-------- EXCERPTED DATA --------

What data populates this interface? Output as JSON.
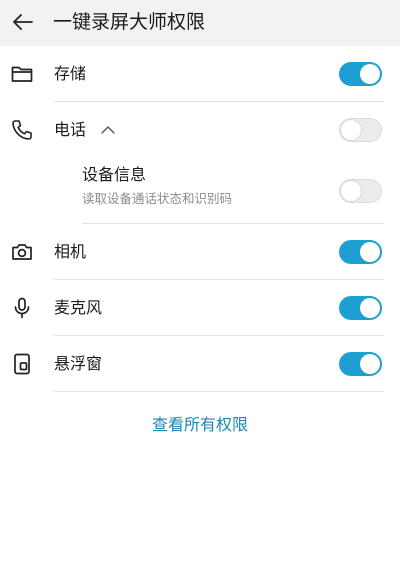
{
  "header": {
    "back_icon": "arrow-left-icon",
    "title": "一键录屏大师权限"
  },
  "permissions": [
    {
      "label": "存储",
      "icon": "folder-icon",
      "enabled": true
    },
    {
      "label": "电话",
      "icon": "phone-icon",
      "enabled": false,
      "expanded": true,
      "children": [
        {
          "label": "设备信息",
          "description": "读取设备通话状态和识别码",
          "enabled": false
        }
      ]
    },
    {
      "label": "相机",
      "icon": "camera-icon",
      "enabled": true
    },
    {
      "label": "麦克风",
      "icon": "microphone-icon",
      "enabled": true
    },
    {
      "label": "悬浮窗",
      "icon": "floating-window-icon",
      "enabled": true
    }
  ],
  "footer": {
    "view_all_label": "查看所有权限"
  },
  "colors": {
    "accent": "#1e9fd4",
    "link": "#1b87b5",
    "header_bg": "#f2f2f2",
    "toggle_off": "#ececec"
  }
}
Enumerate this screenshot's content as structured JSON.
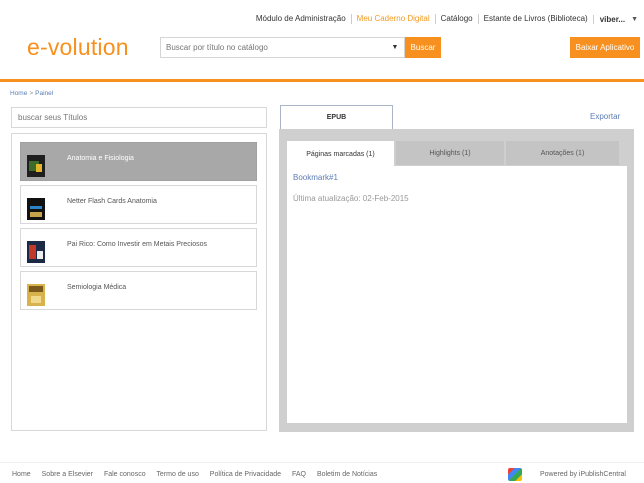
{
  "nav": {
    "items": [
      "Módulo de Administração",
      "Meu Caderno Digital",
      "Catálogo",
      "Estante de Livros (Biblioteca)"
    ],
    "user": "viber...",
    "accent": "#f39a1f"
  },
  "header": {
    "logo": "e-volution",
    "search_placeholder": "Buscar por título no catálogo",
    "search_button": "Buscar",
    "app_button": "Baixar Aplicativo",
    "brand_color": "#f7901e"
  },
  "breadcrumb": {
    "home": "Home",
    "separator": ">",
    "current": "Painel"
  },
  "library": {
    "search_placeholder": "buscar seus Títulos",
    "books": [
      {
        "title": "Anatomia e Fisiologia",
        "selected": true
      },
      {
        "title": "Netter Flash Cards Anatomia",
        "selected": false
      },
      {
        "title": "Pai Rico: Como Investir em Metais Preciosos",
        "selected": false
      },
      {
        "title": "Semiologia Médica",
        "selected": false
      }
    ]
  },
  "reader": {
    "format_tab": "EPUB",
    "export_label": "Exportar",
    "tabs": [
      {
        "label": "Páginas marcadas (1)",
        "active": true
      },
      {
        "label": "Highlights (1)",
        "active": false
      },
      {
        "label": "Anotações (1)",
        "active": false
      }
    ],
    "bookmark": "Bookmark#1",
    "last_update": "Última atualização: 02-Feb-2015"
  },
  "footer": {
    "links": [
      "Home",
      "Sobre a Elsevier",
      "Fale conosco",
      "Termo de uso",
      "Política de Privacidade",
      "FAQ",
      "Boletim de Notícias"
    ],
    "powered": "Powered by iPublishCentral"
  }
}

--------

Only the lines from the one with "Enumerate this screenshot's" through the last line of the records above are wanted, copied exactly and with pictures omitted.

Enumerate this screenshot's content as structured JSON.
{
  "nav": {
    "items": [
      "Módulo de Administração",
      "Meu Caderno Digital",
      "Catálogo",
      "Estante de Livros (Biblioteca)"
    ],
    "user": "viber...",
    "accent": "#f39a1f"
  },
  "header": {
    "logo": "e-volution",
    "search_placeholder": "Buscar por título no catálogo",
    "search_button": "Buscar",
    "app_button": "Baixar Aplicativo",
    "brand_color": "#f7901e"
  },
  "breadcrumb": {
    "home": "Home",
    "separator": ">",
    "current": "Painel"
  },
  "library": {
    "search_placeholder": "buscar seus Títulos",
    "books": [
      {
        "title": "Anatomia e Fisiologia",
        "selected": true
      },
      {
        "title": "Netter Flash Cards Anatomia",
        "selected": false
      },
      {
        "title": "Pai Rico: Como Investir em Metais Preciosos",
        "selected": false
      },
      {
        "title": "Semiologia Médica",
        "selected": false
      }
    ]
  },
  "reader": {
    "format_tab": "EPUB",
    "export_label": "Exportar",
    "tabs": [
      {
        "label": "Páginas marcadas (1)",
        "active": true
      },
      {
        "label": "Highlights (1)",
        "active": false
      },
      {
        "label": "Anotações (1)",
        "active": false
      }
    ],
    "bookmark": "Bookmark#1",
    "last_update": "Última atualização: 02-Feb-2015"
  },
  "footer": {
    "links": [
      "Home",
      "Sobre a Elsevier",
      "Fale conosco",
      "Termo de uso",
      "Política de Privacidade",
      "FAQ",
      "Boletim de Notícias"
    ],
    "powered": "Powered by iPublishCentral"
  }
}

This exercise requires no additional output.